YOU ARE HERE: LAT HomeCollections

The party's over for gate-crashers

IMG and Smashbox are taking steps to cut down on `lobby sleaze': less alcohol and more refined invitation lists.

February 03, 2007|Caroline Ryder | Special to The Times

"There's something in the fashion world called a 'lobby sleaze,' " says Fern Mallis, vice president of IMG Fashion, the company that produces fashion weeks in L.A., New York, Miami and many other cities. "You get them everywhere -- especially in L.A."

She's right -- last season, the lushes and the nobodies were out in full force at Smashbox Studios in Culver City, the main venue for the Los Angeles Fashion Week runway shows. They gulped free Gran Centenario tequila cocktails, pilfered gift bags and slipped uninvited into front-row seats. Afterward, they swapped business cards and chitchatted with B-list soap stars, Paris Hilton look-alikes and gate-crashers who had congregated in the lobby.

Jenni Kayne, an L.A. designer who showed at Smashbox four times before moving her runway show to New York, says going to L.A. Fashion Week is "like going to a club -- they don't even know what shows they are going to."

Well, it looks like the party's over.

IMG and Smashbox are planning a series of measures to make this season's L.A. Fashion Week, which kicks off March 18, a more exclusive event. Not only will lobby sleazes have a harder time getting in, even if they do squeeze past tightened security, they may be disappointed by what they find inside -- less alcohol.

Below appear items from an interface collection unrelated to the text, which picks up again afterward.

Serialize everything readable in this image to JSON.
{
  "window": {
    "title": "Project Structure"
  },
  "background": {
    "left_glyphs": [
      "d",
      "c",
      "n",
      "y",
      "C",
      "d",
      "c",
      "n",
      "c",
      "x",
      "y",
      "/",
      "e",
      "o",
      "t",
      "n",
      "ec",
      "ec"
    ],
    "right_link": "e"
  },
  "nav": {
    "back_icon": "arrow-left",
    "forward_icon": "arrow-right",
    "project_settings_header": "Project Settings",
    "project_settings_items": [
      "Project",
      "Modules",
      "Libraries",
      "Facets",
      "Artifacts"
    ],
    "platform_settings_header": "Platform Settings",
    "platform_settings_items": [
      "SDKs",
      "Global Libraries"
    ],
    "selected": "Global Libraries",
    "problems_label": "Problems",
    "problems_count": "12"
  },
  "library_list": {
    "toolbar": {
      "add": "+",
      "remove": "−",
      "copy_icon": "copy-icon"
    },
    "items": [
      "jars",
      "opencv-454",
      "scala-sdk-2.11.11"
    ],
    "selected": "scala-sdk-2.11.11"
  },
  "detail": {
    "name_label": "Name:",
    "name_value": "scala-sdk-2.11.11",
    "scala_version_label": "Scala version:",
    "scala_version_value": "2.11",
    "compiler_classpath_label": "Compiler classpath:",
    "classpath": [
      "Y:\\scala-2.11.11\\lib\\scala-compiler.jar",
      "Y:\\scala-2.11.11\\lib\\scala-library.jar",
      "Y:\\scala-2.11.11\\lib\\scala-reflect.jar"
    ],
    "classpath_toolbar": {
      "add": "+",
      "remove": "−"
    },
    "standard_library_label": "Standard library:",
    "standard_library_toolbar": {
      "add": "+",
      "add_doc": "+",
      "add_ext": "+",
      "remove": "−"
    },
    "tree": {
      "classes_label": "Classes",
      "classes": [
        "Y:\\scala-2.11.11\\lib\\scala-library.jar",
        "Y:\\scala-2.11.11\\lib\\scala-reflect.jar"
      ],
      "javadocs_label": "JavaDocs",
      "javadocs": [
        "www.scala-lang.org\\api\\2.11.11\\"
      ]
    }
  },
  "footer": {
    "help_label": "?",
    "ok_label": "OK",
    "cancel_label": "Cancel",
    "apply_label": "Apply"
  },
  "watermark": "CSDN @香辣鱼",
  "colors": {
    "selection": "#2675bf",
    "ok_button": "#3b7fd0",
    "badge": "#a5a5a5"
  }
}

For The Record
Los Angeles Times Tuesday February 06, 2007 Home Edition Main News Part A Page 2 National Desk 2 inches; 62 words Type of Material: Correction
L.A. Fashion Week: An article and headline in Saturday's Calendar section about making L.A. Fashion Week a more exclusive event incorrectly quoted Fern Mallis, vice president of IMG Fashion, the event's producer. The quote, taken by telephone, referred to "lobby sleaze." It should have read: "There's something in the fashion world called 'lobby fleas.' You get them everywhere - especially in L.A."

"We want less drinking in the lobby," said Mallis, who also plans to turn down the lobby music. "There's a plentiful amount of free alcohol, and that tends to create a certain kind of atmosphere."

As for the shows, designers will be asked to refine their invitation lists and refrain from "inviting 1,200 people to a 600-capacity show."

"We want audiences to be made up of people who are actually in the business of fashion," Mallis said. The VIP room, which will be located in what was formerly the writers' lounge, will be smaller and limited to celebrities and the media, with more of a "green room vibe," Mallis said.

And the former VIP room will house the design suites -- the showrooms or booth spaces for designers not doing runway shows. In previous seasons, the suites were held at H.D. Buttercup in Culver City and at the Beverly Hilton Hotel.

Ultimately, L.A. Fashion Week may move out of Smashbox altogether.

"I actually thought it might happen next season," says Davis Factor. He and his brother Dean, co-founders of Smashbox, have been scouting alternative venues for 18 months, looking at movie studios, hotels and warehouses.

Mallis, however, is inclined to keep L.A. Fashion Week in Culver City for now: "We were downtown in the beginning, and all we heard was people complaining about how difficult it was to get there. I find Culver City much more accessible."

Nonetheless, a new location could help complete an image overhaul. When the event launched in September 2003, prominent labels such as Jeremy Scott and Ghost were on the schedule. Last season, Wal-Mart had a runway show for its cheap-chic Metro 7 line.

While some talented designers, including Louis Verdad and Kevan Hall, remain loyal to L.A., they are increasingly outnumbered by local luminaries who flee to the New York runways -- or, like Juicy Couture and Chrome Hearts, who don't participate at all.

Will the changes be enough to attract more talent to L.A.?

It's too soon to tell. The March show schedule has not been released.

Los Angeles Times Articles